**YOUR ASSIGNMENT:** Omit the pictures, but give back every entry below exactly as written.

**DATASET CONTENT:**
= = = =

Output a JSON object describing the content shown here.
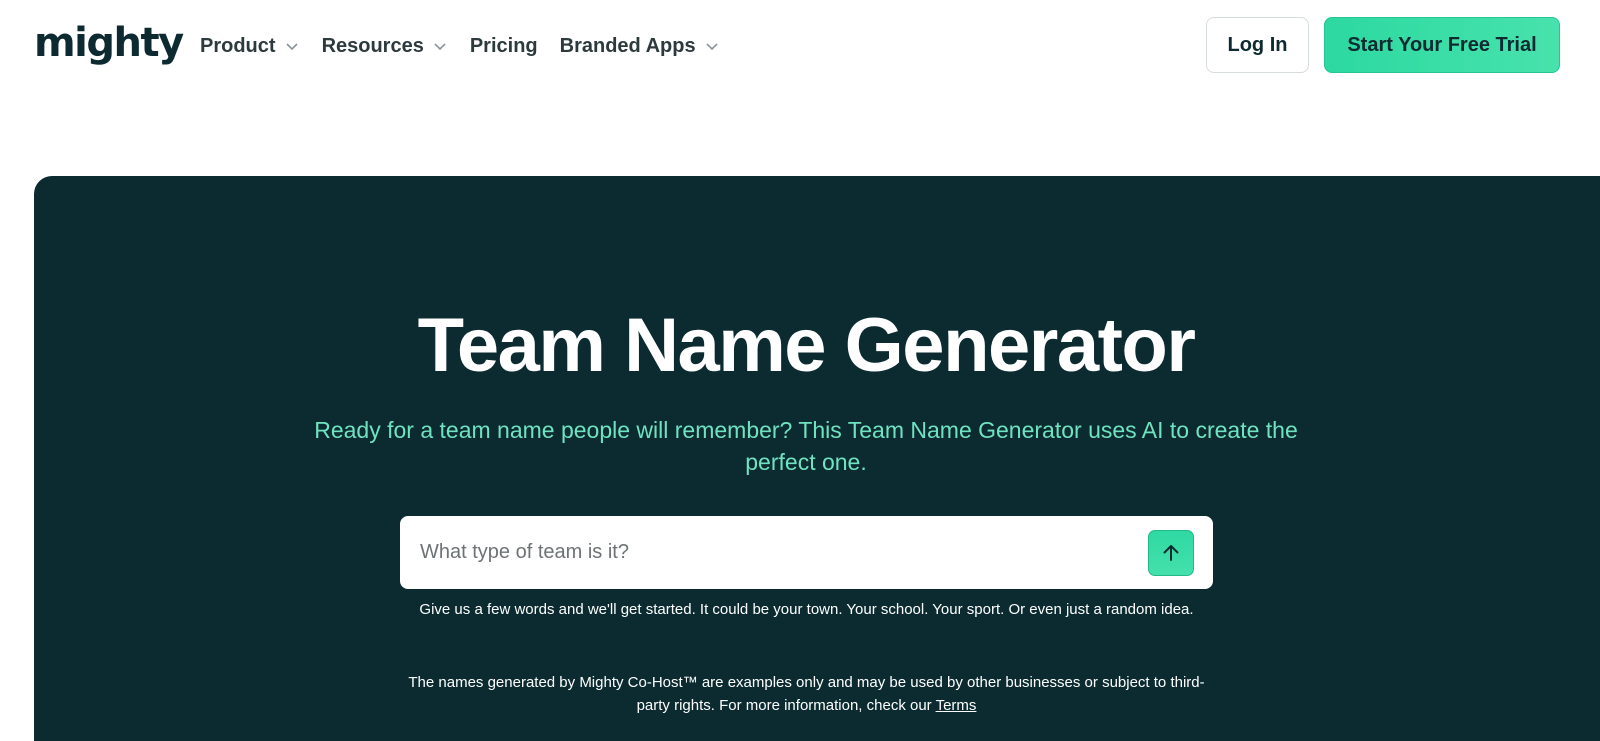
{
  "header": {
    "logo": "mighty",
    "nav": [
      {
        "label": "Product",
        "has_dropdown": true
      },
      {
        "label": "Resources",
        "has_dropdown": true
      },
      {
        "label": "Pricing",
        "has_dropdown": false
      },
      {
        "label": "Branded Apps",
        "has_dropdown": true
      }
    ],
    "login_label": "Log In",
    "trial_label": "Start Your Free Trial"
  },
  "hero": {
    "title": "Team Name Generator",
    "subtitle": "Ready for a team name people will remember? This Team Name Generator uses AI to create the perfect one.",
    "input_placeholder": "What type of team is it?",
    "input_value": "",
    "submit_icon": "arrow-up-icon",
    "hint": "Give us a few words and we'll get started. It could be your town. Your school. Your sport. Or even just a random idea.",
    "disclaimer_text": "The names generated by Mighty Co-Host™ are examples only and may be used by other businesses or subject to third-party rights. For more information, check our",
    "terms_label": "Terms"
  },
  "colors": {
    "hero_bg": "#0b2b30",
    "accent": "#2cd9a0",
    "subtitle": "#6fe3c0",
    "text_dark": "#0c2a30"
  }
}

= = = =

**RESULT OF THIS EXERCISE:**
Output a JSON object describing the content shown here.
{
  "header": {
    "logo": "mighty",
    "nav": [
      {
        "label": "Product",
        "has_dropdown": true
      },
      {
        "label": "Resources",
        "has_dropdown": true
      },
      {
        "label": "Pricing",
        "has_dropdown": false
      },
      {
        "label": "Branded Apps",
        "has_dropdown": true
      }
    ],
    "login_label": "Log In",
    "trial_label": "Start Your Free Trial"
  },
  "hero": {
    "title": "Team Name Generator",
    "subtitle": "Ready for a team name people will remember? This Team Name Generator uses AI to create the perfect one.",
    "input_placeholder": "What type of team is it?",
    "input_value": "",
    "submit_icon": "arrow-up-icon",
    "hint": "Give us a few words and we'll get started. It could be your town. Your school. Your sport. Or even just a random idea.",
    "disclaimer_text": "The names generated by Mighty Co-Host™ are examples only and may be used by other businesses or subject to third-party rights. For more information, check our",
    "terms_label": "Terms"
  },
  "colors": {
    "hero_bg": "#0b2b30",
    "accent": "#2cd9a0",
    "subtitle": "#6fe3c0",
    "text_dark": "#0c2a30"
  }
}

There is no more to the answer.